START AVAILABLE DATA

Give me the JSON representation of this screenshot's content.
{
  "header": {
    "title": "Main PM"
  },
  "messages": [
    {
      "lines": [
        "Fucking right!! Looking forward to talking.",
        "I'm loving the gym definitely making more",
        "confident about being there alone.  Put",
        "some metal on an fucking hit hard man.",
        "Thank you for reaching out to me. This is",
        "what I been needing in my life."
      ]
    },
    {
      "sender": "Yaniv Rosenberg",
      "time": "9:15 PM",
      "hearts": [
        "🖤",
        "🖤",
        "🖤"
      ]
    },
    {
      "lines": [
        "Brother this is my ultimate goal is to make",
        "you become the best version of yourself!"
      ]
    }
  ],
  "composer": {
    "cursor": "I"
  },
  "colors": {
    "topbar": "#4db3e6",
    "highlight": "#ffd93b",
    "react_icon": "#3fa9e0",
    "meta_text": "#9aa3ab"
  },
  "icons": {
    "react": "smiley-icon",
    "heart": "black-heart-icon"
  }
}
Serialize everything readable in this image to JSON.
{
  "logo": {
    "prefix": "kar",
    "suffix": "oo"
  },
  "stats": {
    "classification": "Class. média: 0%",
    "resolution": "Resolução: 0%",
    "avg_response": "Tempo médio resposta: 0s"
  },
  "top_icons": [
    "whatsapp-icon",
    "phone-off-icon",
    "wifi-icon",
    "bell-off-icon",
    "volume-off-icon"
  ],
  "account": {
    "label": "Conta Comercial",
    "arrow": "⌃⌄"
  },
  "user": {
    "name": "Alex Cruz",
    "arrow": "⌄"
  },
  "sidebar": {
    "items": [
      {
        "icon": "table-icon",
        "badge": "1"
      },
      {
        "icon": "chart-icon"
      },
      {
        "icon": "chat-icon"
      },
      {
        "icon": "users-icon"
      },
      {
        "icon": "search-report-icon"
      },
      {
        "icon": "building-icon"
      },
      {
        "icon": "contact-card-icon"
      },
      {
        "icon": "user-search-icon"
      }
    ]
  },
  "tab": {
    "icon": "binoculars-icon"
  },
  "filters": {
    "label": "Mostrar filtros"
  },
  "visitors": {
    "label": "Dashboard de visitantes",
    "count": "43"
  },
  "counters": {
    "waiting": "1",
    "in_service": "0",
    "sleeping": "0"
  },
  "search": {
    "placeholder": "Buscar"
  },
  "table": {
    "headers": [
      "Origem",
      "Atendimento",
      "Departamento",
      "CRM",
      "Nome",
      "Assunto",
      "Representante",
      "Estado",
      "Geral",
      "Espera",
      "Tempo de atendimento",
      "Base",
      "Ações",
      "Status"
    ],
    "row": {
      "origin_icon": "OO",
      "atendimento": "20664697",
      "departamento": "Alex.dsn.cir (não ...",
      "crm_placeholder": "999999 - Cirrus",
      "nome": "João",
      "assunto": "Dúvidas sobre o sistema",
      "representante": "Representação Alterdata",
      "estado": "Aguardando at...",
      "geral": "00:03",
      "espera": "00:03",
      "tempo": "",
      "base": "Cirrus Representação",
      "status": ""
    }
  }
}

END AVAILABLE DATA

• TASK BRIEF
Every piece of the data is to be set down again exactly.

• OUTPUT OF THE EXERCISE
Give me the JSON representation of this screenshot's content.
{
  "header": {
    "title": "Main PM"
  },
  "messages": [
    {
      "lines": [
        "Fucking right!! Looking forward to talking.",
        "I'm loving the gym definitely making more",
        "confident about being there alone.  Put",
        "some metal on an fucking hit hard man.",
        "Thank you for reaching out to me. This is",
        "what I been needing in my life."
      ]
    },
    {
      "sender": "Yaniv Rosenberg",
      "time": "9:15 PM",
      "hearts": [
        "🖤",
        "🖤",
        "🖤"
      ]
    },
    {
      "lines": [
        "Brother this is my ultimate goal is to make",
        "you become the best version of yourself!"
      ]
    }
  ],
  "composer": {
    "cursor": "I"
  },
  "colors": {
    "topbar": "#4db3e6",
    "highlight": "#ffd93b",
    "react_icon": "#3fa9e0",
    "meta_text": "#9aa3ab"
  },
  "icons": {
    "react": "smiley-icon",
    "heart": "black-heart-icon"
  }
}
Serialize everything readable in this image to JSON.
{
  "logo": {
    "prefix": "kar",
    "suffix": "oo"
  },
  "stats": {
    "classification": "Class. média: 0%",
    "resolution": "Resolução: 0%",
    "avg_response": "Tempo médio resposta: 0s"
  },
  "top_icons": [
    "whatsapp-icon",
    "phone-off-icon",
    "wifi-icon",
    "bell-off-icon",
    "volume-off-icon"
  ],
  "account": {
    "label": "Conta Comercial",
    "arrow": "⌃⌄"
  },
  "user": {
    "name": "Alex Cruz",
    "arrow": "⌄"
  },
  "sidebar": {
    "items": [
      {
        "icon": "table-icon",
        "badge": "1"
      },
      {
        "icon": "chart-icon"
      },
      {
        "icon": "chat-icon"
      },
      {
        "icon": "users-icon"
      },
      {
        "icon": "search-report-icon"
      },
      {
        "icon": "building-icon"
      },
      {
        "icon": "contact-card-icon"
      },
      {
        "icon": "user-search-icon"
      }
    ]
  },
  "tab": {
    "icon": "binoculars-icon"
  },
  "filters": {
    "label": "Mostrar filtros"
  },
  "visitors": {
    "label": "Dashboard de visitantes",
    "count": "43"
  },
  "counters": {
    "waiting": "1",
    "in_service": "0",
    "sleeping": "0"
  },
  "search": {
    "placeholder": "Buscar"
  },
  "table": {
    "headers": [
      "Origem",
      "Atendimento",
      "Departamento",
      "CRM",
      "Nome",
      "Assunto",
      "Representante",
      "Estado",
      "Geral",
      "Espera",
      "Tempo de atendimento",
      "Base",
      "Ações",
      "Status"
    ],
    "row": {
      "origin_icon": "OO",
      "atendimento": "20664697",
      "departamento": "Alex.dsn.cir (não ...",
      "crm_placeholder": "999999 - Cirrus",
      "nome": "João",
      "assunto": "Dúvidas sobre o sistema",
      "representante": "Representação Alterdata",
      "estado": "Aguardando at...",
      "geral": "00:03",
      "espera": "00:03",
      "tempo": "",
      "base": "Cirrus Representação",
      "status": ""
    }
  }
}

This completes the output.